Listen > Talk
My mentors taught me that the ability to listen is more important than the ability to speak.
The ability to ask questions is more important than knowing the answers. This is not being taught anywhere.
When I was a kid, we used to argue a lot. We were interrupting, crushing, and finding fault with words in order to appear cool. Being the coolest person in the room was far more important than closing a deal.
Many people are still doing so.
When I started working with foreign clients, I discovered that this was not the case in other cultures. The majority of the people were friendly and helpful. The goal was to strike a deal, not to appear cool.
As a result, I began to learn how to listen. According to what I've learned, there are three levels to it.
Level 1: Pay attention to what is said
This is something that most people are capable of. You allow the other person to speak freely, but you're not really listening because you're already planning your response. It's still more important for you to speak up than listen. It's not rough, but it's ineffective.
Level 2: Listen to hear

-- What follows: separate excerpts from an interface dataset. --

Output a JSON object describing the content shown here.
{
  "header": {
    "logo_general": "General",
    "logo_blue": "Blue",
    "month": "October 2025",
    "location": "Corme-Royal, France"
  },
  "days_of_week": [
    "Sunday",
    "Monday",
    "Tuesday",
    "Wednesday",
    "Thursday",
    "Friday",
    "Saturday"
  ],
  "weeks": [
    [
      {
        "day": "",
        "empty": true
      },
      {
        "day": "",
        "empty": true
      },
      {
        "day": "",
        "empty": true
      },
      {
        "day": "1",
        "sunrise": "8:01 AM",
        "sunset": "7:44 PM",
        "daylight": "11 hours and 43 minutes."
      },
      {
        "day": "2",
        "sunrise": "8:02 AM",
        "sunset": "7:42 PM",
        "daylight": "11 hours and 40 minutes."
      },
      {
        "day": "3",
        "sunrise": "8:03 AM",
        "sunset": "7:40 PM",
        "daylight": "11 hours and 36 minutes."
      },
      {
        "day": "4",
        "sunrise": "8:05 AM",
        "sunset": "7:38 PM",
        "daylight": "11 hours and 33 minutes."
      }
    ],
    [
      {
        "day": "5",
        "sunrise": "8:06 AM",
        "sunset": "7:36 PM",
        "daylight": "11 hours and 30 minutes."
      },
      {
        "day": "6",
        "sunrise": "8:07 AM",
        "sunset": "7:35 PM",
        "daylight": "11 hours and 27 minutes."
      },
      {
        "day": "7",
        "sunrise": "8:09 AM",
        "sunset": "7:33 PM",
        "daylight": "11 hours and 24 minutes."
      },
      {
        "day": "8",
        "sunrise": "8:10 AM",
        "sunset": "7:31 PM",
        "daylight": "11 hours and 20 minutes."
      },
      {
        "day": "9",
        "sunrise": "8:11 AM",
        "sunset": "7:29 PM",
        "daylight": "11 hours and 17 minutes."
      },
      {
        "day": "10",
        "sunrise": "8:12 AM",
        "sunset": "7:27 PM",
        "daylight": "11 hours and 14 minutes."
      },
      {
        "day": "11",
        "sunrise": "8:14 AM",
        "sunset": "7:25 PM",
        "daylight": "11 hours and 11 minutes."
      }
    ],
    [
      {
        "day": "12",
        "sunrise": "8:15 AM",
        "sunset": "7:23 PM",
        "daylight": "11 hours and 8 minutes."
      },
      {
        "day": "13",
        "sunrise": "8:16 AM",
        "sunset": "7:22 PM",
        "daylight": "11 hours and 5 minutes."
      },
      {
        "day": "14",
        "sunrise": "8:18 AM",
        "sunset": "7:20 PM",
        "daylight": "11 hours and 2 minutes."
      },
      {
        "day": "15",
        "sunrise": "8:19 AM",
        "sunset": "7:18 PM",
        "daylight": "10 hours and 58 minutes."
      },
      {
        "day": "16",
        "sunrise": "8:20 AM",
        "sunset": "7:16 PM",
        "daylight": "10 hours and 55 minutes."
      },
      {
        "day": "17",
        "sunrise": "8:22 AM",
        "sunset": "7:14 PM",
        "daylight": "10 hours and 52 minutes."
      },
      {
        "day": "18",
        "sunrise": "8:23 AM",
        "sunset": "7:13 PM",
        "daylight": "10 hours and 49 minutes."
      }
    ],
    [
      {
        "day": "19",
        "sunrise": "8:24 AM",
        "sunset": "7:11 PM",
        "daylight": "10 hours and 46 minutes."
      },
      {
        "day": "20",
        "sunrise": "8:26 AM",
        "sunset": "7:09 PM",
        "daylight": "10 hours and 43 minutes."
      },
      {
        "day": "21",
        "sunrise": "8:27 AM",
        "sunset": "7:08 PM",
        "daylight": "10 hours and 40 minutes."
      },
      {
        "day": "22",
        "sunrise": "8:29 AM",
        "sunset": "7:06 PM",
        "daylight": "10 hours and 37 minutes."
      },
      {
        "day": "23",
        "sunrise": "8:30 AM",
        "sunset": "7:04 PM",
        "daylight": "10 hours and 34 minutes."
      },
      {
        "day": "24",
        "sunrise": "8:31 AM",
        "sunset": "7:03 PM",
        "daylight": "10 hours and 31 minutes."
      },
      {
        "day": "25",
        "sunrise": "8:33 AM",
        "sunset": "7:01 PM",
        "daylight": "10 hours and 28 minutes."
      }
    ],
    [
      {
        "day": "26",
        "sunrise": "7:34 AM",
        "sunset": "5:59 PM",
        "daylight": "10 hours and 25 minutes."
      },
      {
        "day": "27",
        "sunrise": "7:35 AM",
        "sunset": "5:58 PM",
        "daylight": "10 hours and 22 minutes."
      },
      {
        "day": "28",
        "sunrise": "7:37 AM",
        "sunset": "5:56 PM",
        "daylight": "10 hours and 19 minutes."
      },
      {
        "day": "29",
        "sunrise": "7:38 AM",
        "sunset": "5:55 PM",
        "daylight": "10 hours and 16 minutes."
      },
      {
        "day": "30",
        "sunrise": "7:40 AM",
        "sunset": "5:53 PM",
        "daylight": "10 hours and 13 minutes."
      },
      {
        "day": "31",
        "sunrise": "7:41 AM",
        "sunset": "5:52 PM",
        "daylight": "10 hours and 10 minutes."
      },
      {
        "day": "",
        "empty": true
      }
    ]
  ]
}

You mentioned getting something on this level. You're listening in order to strike a deal. Or to solve a problem. Or to get closer on the first date. To be honest, the person himself isn't as important on this level as the information he's delivering or its function. You're already a good negotiator at this level.
Level 3: Listen in order to comprehend
On this level, you understand not only the words, but also the person behind them. You look for context and motives. You hear everything, but you don't judge the meaning of words in the moment. Don't let yourself react automatically. And ask good questions.
This takes a lot of patience. For example, the person uses foul language with you, but you recognize it as a cry for help. Or when a child comes to you with a problem he can't solve, but instead of offering a solution, you ask supportive questions that encourage him to figure it out for himself and grow in the process.
This level necessitates deliberate practice. However, it creates magic in terms of deep relationships.
I'm still not a pro at it, but I'm working on it all the time. I don't think there will ever be a time when someone develops it completely.